The owls mated for the second time last night! It is great to see them back in the breeding swing of things. I did not see them mate on Tuesday, December 10. They had a good hooting duet going and then Sarah just stopped hooting. Charles continued to hoot but eventually flew off southeast. I suspected that one of the possible causes of her silence was that a pellet was on its way up for her to eject. Sure enough she ejected a pellet, which was good to see as she seemed especially hungry the night prior. With Charles gone, Sarah headed off south to hunt.
Back to last night, I led an owl prowl for my fellow member of the Great Rivers chapter of the Missouri Master Naturalist program, Donna Scott, and her pupils Natalia and Emily from the Science Club of Rosati Kain High School. Soon after we arrived in The Arena we heard Charles and later Sarah hooting from the vicinity of The Trio Conifers. We headed that way and found Charles in the shortest of The Trio Conifers.

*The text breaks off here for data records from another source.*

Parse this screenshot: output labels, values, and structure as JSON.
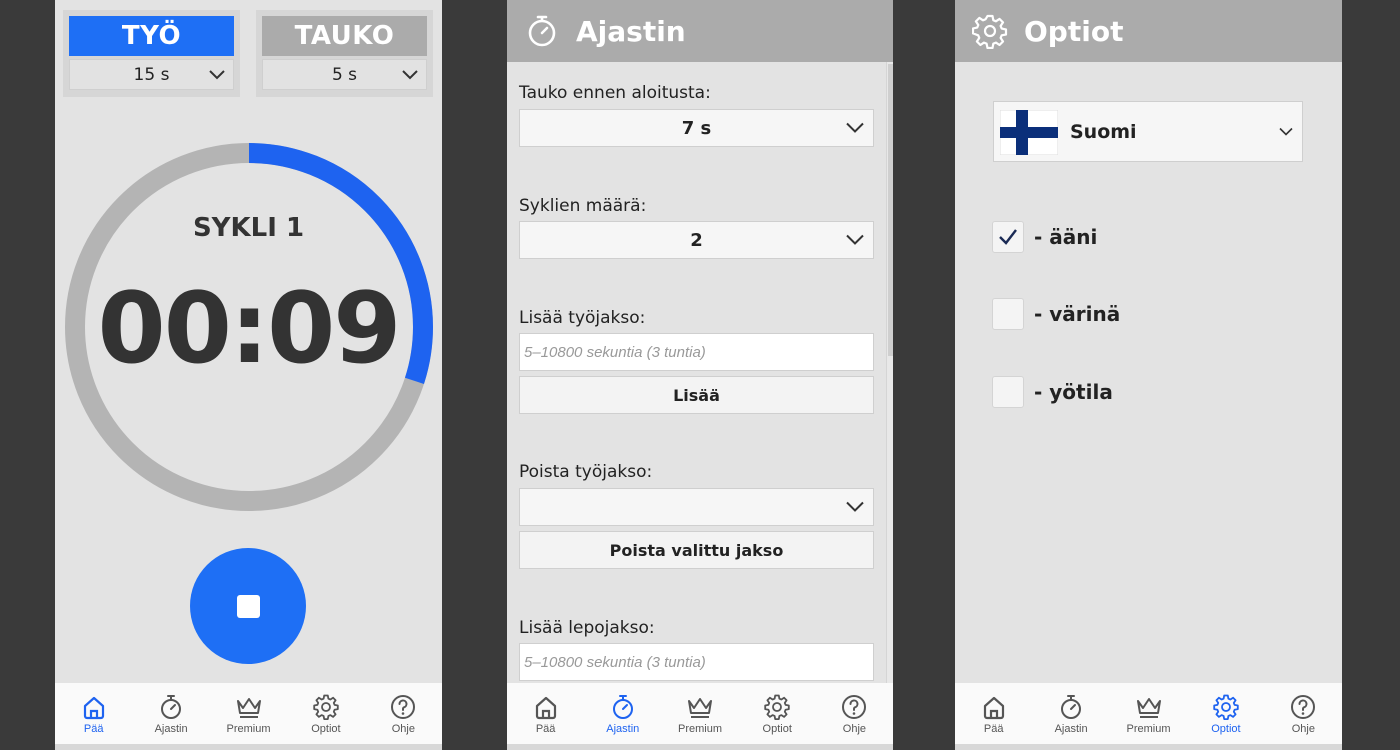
{
  "colors": {
    "accent": "#1e6ff5",
    "nav_active": "#1e63f0",
    "ring_track": "#b4b4b4",
    "ring_progress": "#1e63f0",
    "header_bg": "#ababab"
  },
  "nav": {
    "items": [
      {
        "label": "Pää",
        "icon": "home-icon"
      },
      {
        "label": "Ajastin",
        "icon": "stopwatch-icon"
      },
      {
        "label": "Premium",
        "icon": "crown-icon"
      },
      {
        "label": "Optiot",
        "icon": "gear-icon"
      },
      {
        "label": "Ohje",
        "icon": "help-icon"
      }
    ]
  },
  "main": {
    "work": {
      "title": "TYÖ",
      "value": "15 s",
      "active": true
    },
    "rest": {
      "title": "TAUKO",
      "value": "5 s",
      "active": false
    },
    "cycle_label": "SYKLI 1",
    "time": "00:09",
    "progress_fraction": 0.3,
    "stop_icon": "stop-icon",
    "active_nav": "Pää"
  },
  "timer_settings": {
    "header_title": "Ajastin",
    "header_icon": "stopwatch-icon",
    "pause_before_start": {
      "label": "Tauko ennen aloitusta:",
      "value": "7 s"
    },
    "cycle_count": {
      "label": "Syklien määrä:",
      "value": "2"
    },
    "add_work": {
      "label": "Lisää työjakso:",
      "placeholder": "5–10800 sekuntia (3 tuntia)",
      "button": "Lisää"
    },
    "remove_work": {
      "label": "Poista työjakso:",
      "value": "",
      "button": "Poista valittu jakso"
    },
    "add_rest": {
      "label": "Lisää lepojakso:",
      "placeholder": "5–10800 sekuntia (3 tuntia)"
    },
    "active_nav": "Ajastin"
  },
  "options": {
    "header_title": "Optiot",
    "header_icon": "gear-icon",
    "language": {
      "value": "Suomi",
      "flag": "finland-flag"
    },
    "checks": [
      {
        "label": "- ääni",
        "checked": true
      },
      {
        "label": "- värinä",
        "checked": false
      },
      {
        "label": "- yötila",
        "checked": false
      }
    ],
    "active_nav": "Optiot"
  }
}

Once we all had a look at Charles we searched for Sarah who was in her preferred conifer, the tallest of the three. Sorry, I didn't get a share-worthy of Sarah but she was high up on the southeast side of the tree. Charles hooted non-stop but Sarah had a little pause in her hooting. Charles flew out on the early side of thingsto a spot near Sarah's Autumnal perch. Sarah resumed her part of the duet and we went to look at Charles in his more exposed perch.
The duet grew in intensity and intimacy and I hoped mating was on the menu. My hopes were soon rewarded. Sarah flew to The Jungle Gym Tree near The Overlook Hotel Tree. My prowlees noticed the difference in color and size between the owls. The prowlees got a little distracted and I had to direct their attention to Charles flying over to Sarah. He landed on her and they mated.

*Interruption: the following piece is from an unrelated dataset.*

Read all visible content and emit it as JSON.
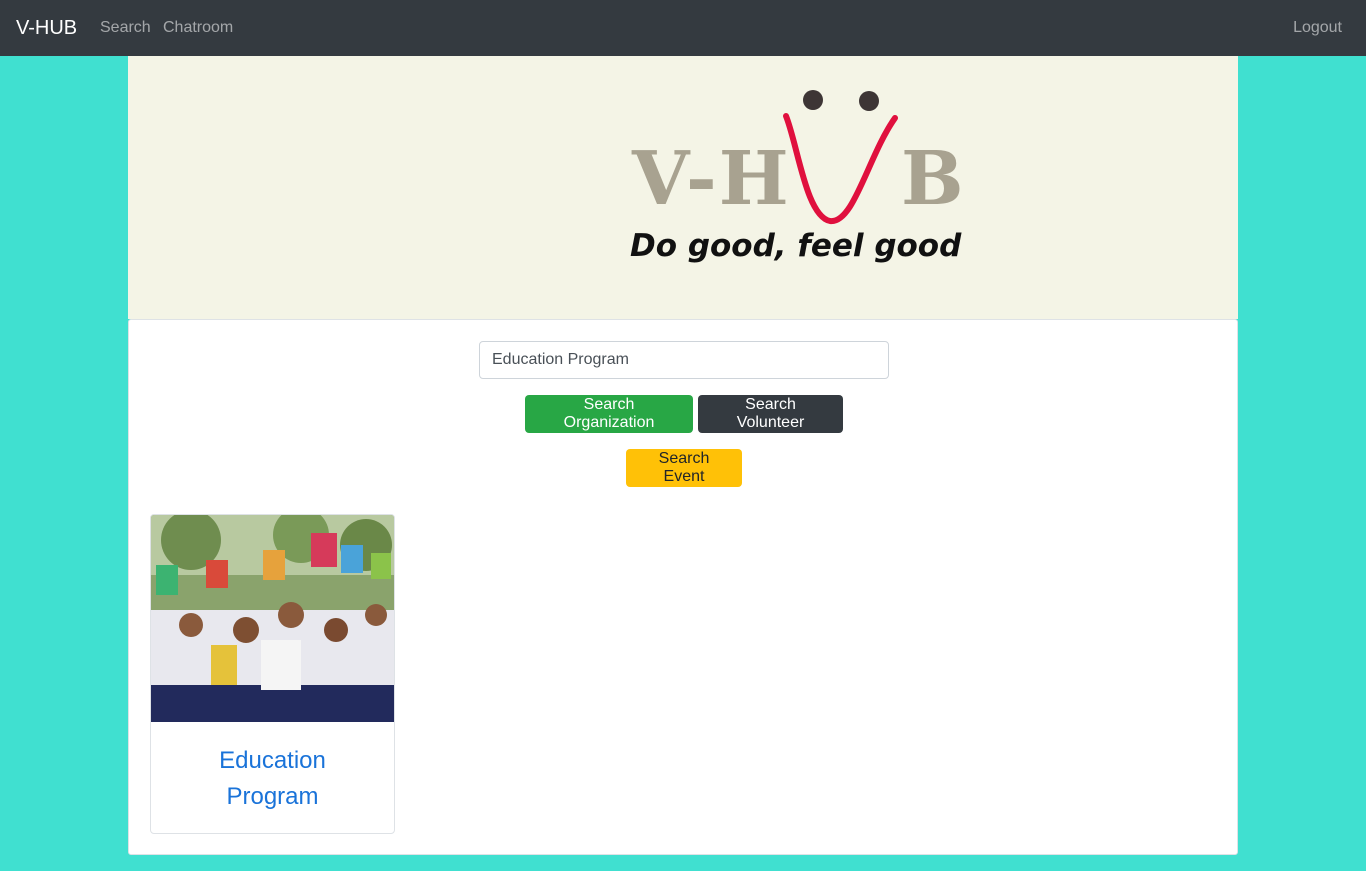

I told my prowlees that they had just seen something that not many people had seen in person. I added that mating of Great Horned Owls had not been observed and described in the scientific literature until the 1990s. They were suitable impressed. Charles flew east to the edge of The Wooded Area. He hooted vigorously. Sarah groomed thoroughly as she often does after they mate. Charles flew back our way passing Sarah and us and hooting in flight, which is always a treat to observe. He landed in The Hilly Wooded Area and hooted a few times. Sarah turned around and contemplated her next move.
She followed Charles south into The Hilly Wooded Area going low at first and swooping up in a possible predatory move. We headed out to look for the owls and saw what was likely Sarah making another possible predatory flight before going further south. I showed the group one of Charles' favorite hunting spots in this area, The Southern Branch Tree, and he treated us to a hoot from nearby. I found him in one of their favorite duetting spots. He hooted a few more times before blasting eastward. We heard him hoot once more from his new location a few hundred yards away. He covered this distance in no more than ten seconds. The powerful, fast, graceful and silent flights of the owls impressed the prowlees.
With Charles close by but hard to get to, Sarah being invisible and the temperatures frigid, we decided to head back to our rendezvous point. On the way, I got a call from my friend and owl mentee, Rusty Wandall. He joined us by, I said my goodbyes and thanks to Donna, Natalia, and Emily, and Rusty and I headed out again. By now a fair amount of time had elapsed and we knew our odds of reacquiring the owls was slim. Indeed, our search yielded no owls but we still enjoyed being out in the park on this cold, crisp night.
Thank you for reading!